Despite existing ban on in-flight cellular services, users of the voice-to-text service will enjoy enhanced in-flight connectivity once airborne Wi-Fi is launched
London and Atlanta – September 17, 2008 – The rapidly evolving introduction of in-flight data connectivity services on U.S. airlines means that passengers will be able to remain connected to the internet while in the air. But despite the continued ban on the in-flight use of cellular phones, SpinVox users will also be connected to their voice messages.
SpinVox, the founder and global leader in Voice-to-Content messaging, allows users to receive their voice messages automatically converted into text and delivered as either email or SMS. As such, SpinVox users can continue to receive their voice messages via email in a data-only environment and respond via email while in the air or additionally by voice and SMS text once on the ground.
“One of the truly horrible experiences for business travelers is arriving at a destination after a long flight, turning on your handheld device and getting deluged with voicemails and emails stored up while you were out of touch in the air,” said Christina Domecq, CEO of SpinVox. “Therefore, we heartily applaud these recent connectivity milestones and are delighted to be able to offer travelers on U.S. flights a way to stay in touch through combining the two most popular methods of communication – email and voicemail – and so ensure they are able to receive and act on voice messages while flying.”
In the last month, major U.S. air carriers like American Airlines and Delta announced intentions to deploy Wi-Fi across their fleets, allowing passengers to email, text message and browse the Internet.

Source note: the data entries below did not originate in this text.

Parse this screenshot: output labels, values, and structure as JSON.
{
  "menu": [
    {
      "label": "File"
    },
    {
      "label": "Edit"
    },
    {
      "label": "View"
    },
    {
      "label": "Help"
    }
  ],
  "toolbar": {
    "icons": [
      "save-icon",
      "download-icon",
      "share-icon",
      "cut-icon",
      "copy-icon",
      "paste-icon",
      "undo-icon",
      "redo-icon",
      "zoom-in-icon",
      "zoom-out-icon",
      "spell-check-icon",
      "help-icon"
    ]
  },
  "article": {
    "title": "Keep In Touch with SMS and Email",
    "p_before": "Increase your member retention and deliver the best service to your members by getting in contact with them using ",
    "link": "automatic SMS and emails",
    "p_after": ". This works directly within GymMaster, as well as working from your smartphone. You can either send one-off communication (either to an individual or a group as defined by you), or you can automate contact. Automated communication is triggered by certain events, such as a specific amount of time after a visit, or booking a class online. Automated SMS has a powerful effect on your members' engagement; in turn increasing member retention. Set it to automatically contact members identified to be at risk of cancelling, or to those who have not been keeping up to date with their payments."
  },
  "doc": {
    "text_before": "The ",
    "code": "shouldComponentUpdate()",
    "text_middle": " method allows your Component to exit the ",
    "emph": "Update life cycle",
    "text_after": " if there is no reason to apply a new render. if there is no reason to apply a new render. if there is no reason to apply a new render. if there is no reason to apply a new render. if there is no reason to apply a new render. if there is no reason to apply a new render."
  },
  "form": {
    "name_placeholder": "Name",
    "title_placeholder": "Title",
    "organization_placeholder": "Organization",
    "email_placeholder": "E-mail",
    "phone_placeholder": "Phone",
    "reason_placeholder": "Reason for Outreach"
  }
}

Additional airlines such as JetBlue, Southwest and Alaska Airlines have all announced similar intentions.
However, while data connectivity in the air is being introduced with enthusiasm, the Federal Communications Commission continues to prohibit the use of cellular-based voice services. This means passengers are unable to make voice calls or retrieve a voicemail from the traditional voice mailbox. It also means that the caller will be forced to wait until the flight has concluded before they get a response.

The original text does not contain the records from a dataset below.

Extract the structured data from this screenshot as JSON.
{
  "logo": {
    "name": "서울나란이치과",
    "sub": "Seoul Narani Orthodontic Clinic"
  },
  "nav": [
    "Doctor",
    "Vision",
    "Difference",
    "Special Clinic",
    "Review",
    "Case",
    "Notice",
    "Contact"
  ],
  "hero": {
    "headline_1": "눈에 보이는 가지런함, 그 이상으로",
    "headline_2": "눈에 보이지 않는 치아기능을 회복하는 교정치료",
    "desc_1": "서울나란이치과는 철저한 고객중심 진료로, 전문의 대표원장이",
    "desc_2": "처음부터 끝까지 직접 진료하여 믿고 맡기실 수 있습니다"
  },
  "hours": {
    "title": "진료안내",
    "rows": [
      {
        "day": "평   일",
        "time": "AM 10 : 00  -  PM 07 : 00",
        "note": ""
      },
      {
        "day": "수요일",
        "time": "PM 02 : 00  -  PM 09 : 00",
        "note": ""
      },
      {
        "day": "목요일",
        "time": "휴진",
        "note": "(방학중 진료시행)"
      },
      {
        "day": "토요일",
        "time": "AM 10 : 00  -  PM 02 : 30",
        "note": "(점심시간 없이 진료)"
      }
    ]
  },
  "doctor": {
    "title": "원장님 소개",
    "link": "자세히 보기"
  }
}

“If you’re only able to access your email and not your voicemail, you could be missing valuable opportunities,” Domecq continued. “SpinVox voice messaging users on the ground already have a distinct communications advantage, and now they will have it in the skies.”
The SpinVox voice-to-text service is currently available to Alltel and Cincinnati Bell subscribers or by visiting www.uReach.com/SpinVox.
SpinVox® is the world’s largest private speech technology company and has brought together the two most popular methods of communication – voice and text – and created a new category of messaging called Voice-to-Content™. Its award-winning service is now making everyday communication simpler and more powerful, creating new recurring revenues for wireless, landline, cable and VOIP carriers as well as service providers and web partners. Spinvox has already launched its service with Alltel, Cincinnati Bell, Sasktel, Rogers, Telus, Telstra, Vodacom South Africa, Vodafone Spain and Livejournal and announced a deal with Skype. As a managed service provider any network or service can rapidly and cost-effectively implement SpinVox.
At the heart of SpinVox is its Voice Message Conversion System™ (VMCS), which works by combining state-of-the-art speech technologies with a live-learning language process. VMCS is now being rolled-out across five continents in English, French, Spanish and German – with a fifth language, Portuguese, under development